    When the Nuremburg trial of major war criminals was complete, it was painfully apparent through open court proceedings and transcripts and public testimony that the Nazis were not simply a government gone bad. These were criminals whose horrific deeds stood apart from all others as warranting universal shock and disgust.

    Now, as we must make do with sketches by a courtroom artist of Salim Hamdan's day at Guantanamo, it is striking to look upon photos and newsreel coverage of the major Nazi war criminals, but the disinfecting power of an open court was precisely the sort of justice that Nuremburg sought to deliver.

    Nuremburg set the example that the justice process can both determine guilt and also give the world a glimpse into our worst horrors and upon the faces of those who perpetuate terror and mayhem.

    As Radovan Karadzic awaits extradiction, he can be thankful for the legacy of that trial, although it took 50 years after Nuremburg to establish a permanent international war crimes tribunal to try such cases.

    The Bosnian Serb leader stands accused of genocide for masterminding the deadly siege of Sarajevo and the massacre of 8,000 Muslim men and boys at Srebrenica, scene of the worst atrocities on European soil since World War II.

    . . . Salim Hamdan was a driver.

    During the siege of Sarajevo that began in 1992, Bosnian Serb troops starved, sniped at and bombarded the population, controlling nearly all roads in and out. The siege was not officially over until February 1996. An estimated 10,000 people died in Sarajevo.

    The worst massacre of the war was in Srebrenica in 1995, when Serb troops led by Karadzic's military chief, Vladko Mladic, overran the U.N.-protected enclave sheltering Bosnian Muslims. Mladic's troops rounded up the entire population and took the men and boys away for execution.

    . . . Omar Khadr threw a grenade.

    By war's end in late 1995, an estimated 250,000 people were dead and another 1.8 million driven from their homes.

    Prosecutors said Karadzic was arrested while waiting for a bus, after eluding capture for 13 years.

    Though he escaped justice for over a decade, it is unlikely that Karadzic will have to wait that long for his own trial to begin.

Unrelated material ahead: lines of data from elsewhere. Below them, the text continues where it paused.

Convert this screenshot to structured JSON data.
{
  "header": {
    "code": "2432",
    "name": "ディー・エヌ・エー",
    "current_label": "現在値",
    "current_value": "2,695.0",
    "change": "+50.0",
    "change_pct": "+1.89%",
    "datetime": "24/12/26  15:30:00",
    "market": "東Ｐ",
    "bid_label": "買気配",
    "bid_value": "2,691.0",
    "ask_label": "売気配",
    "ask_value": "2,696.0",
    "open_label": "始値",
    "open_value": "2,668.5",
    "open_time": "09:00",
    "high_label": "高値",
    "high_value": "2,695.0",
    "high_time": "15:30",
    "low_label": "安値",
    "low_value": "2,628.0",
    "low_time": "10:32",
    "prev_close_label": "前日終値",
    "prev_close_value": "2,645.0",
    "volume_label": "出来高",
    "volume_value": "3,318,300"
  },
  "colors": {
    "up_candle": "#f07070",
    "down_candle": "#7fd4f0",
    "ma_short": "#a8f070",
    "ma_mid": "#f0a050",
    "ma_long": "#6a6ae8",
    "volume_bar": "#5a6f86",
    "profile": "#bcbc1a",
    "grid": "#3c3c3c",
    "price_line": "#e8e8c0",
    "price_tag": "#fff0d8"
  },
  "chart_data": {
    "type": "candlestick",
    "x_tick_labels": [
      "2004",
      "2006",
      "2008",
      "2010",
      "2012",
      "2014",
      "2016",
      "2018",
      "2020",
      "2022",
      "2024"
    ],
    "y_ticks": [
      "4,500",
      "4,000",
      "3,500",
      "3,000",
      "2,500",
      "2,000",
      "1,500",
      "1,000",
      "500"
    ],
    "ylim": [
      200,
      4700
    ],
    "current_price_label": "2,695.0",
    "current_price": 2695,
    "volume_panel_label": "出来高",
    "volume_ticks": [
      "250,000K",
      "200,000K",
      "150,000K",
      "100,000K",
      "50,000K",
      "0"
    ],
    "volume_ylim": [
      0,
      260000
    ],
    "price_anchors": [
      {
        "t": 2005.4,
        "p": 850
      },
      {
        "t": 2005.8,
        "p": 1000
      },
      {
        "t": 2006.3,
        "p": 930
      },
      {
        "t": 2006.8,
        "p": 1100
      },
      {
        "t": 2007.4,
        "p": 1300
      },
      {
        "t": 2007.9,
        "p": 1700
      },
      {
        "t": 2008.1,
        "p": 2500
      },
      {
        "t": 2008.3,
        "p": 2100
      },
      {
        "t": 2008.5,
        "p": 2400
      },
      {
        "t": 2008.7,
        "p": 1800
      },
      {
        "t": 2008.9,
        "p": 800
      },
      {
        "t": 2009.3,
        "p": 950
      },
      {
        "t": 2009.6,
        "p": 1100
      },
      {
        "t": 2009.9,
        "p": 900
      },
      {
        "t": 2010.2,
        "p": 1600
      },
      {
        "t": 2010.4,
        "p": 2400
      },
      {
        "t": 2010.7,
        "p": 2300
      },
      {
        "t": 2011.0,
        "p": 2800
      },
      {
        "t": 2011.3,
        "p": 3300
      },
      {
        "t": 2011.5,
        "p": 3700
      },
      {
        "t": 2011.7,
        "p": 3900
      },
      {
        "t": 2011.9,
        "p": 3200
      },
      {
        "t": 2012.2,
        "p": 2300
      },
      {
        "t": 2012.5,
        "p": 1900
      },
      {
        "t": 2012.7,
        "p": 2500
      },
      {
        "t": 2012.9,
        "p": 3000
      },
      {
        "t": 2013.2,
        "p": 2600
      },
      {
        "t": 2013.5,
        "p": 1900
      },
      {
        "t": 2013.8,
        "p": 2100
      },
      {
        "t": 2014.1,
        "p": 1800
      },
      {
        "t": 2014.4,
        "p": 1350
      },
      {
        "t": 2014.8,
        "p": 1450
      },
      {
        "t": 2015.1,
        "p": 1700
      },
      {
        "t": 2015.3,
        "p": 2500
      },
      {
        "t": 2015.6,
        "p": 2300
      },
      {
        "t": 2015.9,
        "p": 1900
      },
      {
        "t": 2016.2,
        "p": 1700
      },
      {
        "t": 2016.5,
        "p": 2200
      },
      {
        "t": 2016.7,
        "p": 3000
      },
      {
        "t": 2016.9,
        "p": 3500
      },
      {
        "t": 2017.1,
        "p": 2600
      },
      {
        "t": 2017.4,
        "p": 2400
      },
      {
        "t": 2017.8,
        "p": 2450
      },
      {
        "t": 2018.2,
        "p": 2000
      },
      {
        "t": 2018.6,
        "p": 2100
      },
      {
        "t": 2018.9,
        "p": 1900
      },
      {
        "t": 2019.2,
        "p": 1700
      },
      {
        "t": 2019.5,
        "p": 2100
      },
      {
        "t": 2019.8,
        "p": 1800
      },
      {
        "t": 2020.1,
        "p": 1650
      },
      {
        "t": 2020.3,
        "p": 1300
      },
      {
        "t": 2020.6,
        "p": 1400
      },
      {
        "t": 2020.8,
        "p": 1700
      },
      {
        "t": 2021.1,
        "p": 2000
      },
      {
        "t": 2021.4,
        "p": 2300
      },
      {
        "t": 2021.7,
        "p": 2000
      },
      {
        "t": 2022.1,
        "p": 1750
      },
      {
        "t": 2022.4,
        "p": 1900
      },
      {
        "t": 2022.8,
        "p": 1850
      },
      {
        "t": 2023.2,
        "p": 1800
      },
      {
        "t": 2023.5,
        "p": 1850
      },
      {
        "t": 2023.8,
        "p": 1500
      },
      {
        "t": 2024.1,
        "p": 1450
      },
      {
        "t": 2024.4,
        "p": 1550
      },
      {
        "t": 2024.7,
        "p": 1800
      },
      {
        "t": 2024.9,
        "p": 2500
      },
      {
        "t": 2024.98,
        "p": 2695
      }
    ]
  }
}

It will not even be the seven years that the U.S. took to open the first military trial in the war on terror. And it is unlikely that he will face coercive tactics like Hamdan, who, for much of his time at Guantanamo, was awoken every hour and moved to a new cell soas to break him down for interrogators.

    It took less than six months for Allied prosecutors at Nuremburg -- led by U.S. Supreme Court Associate Justice Robert Jackson -- to piece together the complicated evidence and legal theories that resulted in the 19 convictions and 12 death sentences of that first major war crimes trial.

    The Nazi defendants sat relaxed in open court, talking among themselves, many professing remorse at their crimes. Some defendants explained that they accepted both the conduct of the trial and the sentences meted out.

    The judgement at Nuremburg and the trial itself show that in 1946, our leaders were brave enough to put before an open court figures whose crimes represented the greatest atrocities of world history.

    Today, our president declares hundreds of "illegal enemy combatants" to have no rights and it takes seven years for Osama bin Laden's driver to get a day in court.



    How far have we fallen? Can anyone believe that the Guantanamo trials, coercive interrogations and indefinite detention will stand the test of time? Does the handling of the war on terror paint ours as a nation of laws? of fairness? of honor?

    . . . Salim Hamdan was a driver.

    It is morally wrong for the President of the United States to allow seven years to pass and multiple Supreme Court rulings go ignored while detainees rot in their holes at Guantanamo.

    . . . Omar Khadr threw a grenade.

    We're better than Joe Stalin, but just like the dinner conversation in Teheran, this Administration needs to find the courage in how it administers justice for those detained in the war on terror.

    I say either shoot them, try them or let them go.

-B



Bill Orton is a writer and historian living in Long Beach, California.